▶ _Exercise brief_: Locate each line in the records containing "time". Copy it.

(Extracted data entries)
+-------+
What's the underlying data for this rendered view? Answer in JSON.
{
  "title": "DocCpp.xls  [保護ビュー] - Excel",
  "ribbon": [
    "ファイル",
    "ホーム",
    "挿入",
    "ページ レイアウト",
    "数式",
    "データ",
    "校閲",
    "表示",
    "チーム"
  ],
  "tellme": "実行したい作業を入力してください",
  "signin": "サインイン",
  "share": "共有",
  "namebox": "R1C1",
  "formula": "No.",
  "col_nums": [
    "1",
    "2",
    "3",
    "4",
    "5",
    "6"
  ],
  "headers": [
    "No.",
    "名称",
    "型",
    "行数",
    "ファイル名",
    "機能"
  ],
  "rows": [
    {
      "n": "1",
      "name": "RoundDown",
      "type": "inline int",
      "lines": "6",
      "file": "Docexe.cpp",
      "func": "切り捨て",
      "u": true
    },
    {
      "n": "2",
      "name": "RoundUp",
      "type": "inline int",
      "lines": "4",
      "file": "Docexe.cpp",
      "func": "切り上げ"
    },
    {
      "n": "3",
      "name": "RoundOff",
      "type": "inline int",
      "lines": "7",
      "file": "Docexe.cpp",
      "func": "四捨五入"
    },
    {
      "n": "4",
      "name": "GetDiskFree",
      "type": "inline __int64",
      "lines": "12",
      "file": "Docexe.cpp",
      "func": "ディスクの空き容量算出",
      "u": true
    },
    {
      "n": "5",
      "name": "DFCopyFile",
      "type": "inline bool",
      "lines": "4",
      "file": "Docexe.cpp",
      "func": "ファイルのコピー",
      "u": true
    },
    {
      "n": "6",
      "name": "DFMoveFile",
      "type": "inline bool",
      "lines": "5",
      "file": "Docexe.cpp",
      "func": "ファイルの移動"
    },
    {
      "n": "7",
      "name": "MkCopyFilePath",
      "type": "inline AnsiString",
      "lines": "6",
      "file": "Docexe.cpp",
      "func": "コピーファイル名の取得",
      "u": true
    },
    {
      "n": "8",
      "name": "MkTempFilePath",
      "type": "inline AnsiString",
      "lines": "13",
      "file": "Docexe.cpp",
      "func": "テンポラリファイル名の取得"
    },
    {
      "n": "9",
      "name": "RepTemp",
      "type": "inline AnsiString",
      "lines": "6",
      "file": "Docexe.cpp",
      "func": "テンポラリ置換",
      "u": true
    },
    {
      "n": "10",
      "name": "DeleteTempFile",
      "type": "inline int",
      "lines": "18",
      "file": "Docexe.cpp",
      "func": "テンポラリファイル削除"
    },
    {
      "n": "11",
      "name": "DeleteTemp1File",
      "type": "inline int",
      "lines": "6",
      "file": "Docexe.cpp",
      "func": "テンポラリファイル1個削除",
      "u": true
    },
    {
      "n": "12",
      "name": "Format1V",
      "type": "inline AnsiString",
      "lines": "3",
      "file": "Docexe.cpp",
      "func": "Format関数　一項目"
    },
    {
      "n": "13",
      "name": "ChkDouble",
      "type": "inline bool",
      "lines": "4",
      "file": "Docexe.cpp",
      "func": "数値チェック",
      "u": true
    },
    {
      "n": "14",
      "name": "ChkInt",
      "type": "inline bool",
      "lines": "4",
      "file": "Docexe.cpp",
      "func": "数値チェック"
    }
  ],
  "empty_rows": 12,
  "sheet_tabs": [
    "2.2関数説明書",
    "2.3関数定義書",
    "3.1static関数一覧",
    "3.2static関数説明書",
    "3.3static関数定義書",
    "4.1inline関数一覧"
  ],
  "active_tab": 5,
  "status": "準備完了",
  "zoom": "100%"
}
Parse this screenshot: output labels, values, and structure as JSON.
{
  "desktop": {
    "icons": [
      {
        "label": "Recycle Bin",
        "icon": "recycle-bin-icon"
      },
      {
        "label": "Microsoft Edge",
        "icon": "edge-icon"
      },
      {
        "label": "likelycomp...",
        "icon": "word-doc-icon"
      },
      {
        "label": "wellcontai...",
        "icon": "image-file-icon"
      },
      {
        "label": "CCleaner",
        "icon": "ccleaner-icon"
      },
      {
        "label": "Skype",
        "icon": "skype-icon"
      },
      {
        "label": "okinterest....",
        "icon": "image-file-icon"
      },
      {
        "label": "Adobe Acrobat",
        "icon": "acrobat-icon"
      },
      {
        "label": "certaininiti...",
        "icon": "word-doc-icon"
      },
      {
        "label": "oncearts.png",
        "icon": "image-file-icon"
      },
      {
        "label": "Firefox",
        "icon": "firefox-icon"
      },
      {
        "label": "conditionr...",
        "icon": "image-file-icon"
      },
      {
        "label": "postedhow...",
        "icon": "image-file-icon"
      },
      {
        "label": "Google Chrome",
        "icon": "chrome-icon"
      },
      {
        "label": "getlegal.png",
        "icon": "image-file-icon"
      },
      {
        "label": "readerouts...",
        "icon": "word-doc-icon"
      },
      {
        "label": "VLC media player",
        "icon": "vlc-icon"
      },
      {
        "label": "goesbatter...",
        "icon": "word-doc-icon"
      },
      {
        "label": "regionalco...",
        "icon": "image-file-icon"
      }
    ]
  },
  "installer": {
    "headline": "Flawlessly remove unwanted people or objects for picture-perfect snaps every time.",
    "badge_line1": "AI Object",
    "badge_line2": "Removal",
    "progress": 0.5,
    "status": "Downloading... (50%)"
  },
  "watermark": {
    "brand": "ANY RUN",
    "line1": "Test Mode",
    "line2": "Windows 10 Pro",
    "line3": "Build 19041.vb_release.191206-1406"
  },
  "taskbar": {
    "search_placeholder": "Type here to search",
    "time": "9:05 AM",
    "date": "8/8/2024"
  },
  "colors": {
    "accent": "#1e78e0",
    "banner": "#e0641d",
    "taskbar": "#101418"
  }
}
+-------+
▶ _Exercise result_:
    "headline": "Flawlessly remove unwanted people or objects for picture-perfect snaps every time.",
    "time": "9:05 AM",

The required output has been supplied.